Yesterday Michael Smith visited ANU and gave a fun paper called 'Two Kinds of Consequentialism'. Afterwards the pub conversation turned to whether epistemic 'ought' implies 'can'. My hunch is that many different things may be expressed by epistemic uses of 'ought' in different contexts, and (more familiarly) the same kind of thing goes for 'can'. And it might be that for each epistemic 'ought' there's a corresponding 'can' which it implies. Nonetheless, I suspect that all or most (or at least most of the common) uses of the epistemic 'ought' express things which don't imply the things usually expressed by 'can'.
There's a recipe for creating counterexamples to 'ought' implies 'can' in the epistemic case which helps convince me of this. Take your favourite case of someone holding an irrational belief that she epistemically ought not to hold. (E.g. Carrie's believing at 5.40pm that aliens are invading the Earth despite there being absolutely no evidence to that effect.) Then make it so that the subject's holding that belief is beyond her control in your favourite sense. (E.g. Specify that Daniel has attached a brain-manipulating device to Carrie's head so that when he presses his remote control button at 5.40pm she will start believing that aliens are invading the Earth, despite having absolutely no evidence to that effect.) These will be cases where the subject epistemically ought to refrain from believing the proposition in question yet it's not the case that she can refrain from believing it.
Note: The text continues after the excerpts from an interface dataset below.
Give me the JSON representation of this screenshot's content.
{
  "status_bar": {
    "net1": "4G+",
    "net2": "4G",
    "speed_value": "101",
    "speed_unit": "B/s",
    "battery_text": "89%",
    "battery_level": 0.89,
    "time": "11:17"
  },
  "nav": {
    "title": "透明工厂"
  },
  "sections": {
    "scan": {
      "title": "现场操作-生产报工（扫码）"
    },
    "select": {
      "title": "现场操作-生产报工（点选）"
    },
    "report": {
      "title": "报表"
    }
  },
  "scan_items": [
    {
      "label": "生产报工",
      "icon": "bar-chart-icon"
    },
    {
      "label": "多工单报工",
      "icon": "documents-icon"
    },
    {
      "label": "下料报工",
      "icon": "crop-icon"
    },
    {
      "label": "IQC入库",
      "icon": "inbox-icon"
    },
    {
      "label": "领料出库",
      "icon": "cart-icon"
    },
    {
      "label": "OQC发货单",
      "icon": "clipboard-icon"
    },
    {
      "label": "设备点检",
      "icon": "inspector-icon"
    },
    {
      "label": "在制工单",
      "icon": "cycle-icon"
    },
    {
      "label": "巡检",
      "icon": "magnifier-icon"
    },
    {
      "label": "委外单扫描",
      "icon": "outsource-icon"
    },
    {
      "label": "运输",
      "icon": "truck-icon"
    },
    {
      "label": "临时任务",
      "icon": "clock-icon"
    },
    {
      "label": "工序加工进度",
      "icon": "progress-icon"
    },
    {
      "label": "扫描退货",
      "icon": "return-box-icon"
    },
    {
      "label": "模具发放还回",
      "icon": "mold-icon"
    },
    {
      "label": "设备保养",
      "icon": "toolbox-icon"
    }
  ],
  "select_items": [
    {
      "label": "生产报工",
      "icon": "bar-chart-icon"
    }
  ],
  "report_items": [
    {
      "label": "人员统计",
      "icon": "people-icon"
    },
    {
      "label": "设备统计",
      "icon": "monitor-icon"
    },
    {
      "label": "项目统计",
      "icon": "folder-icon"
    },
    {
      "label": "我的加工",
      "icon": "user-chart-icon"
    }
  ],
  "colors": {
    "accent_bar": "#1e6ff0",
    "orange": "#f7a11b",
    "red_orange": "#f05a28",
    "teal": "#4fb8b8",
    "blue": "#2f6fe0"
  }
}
It seems to be possible to follow this recipe for various different kinds of epistemic 'ought' (corresponding to various notions of epistemic irrationality) and various kinds of everyday 'can's (corresponding to various notions of control). It doesn't work for the weak 'can' of bare metaphysical possibility, of course, but 'ought'-implies-'can' isn't very interesting unless the 'can' is at least a bit stronger than that.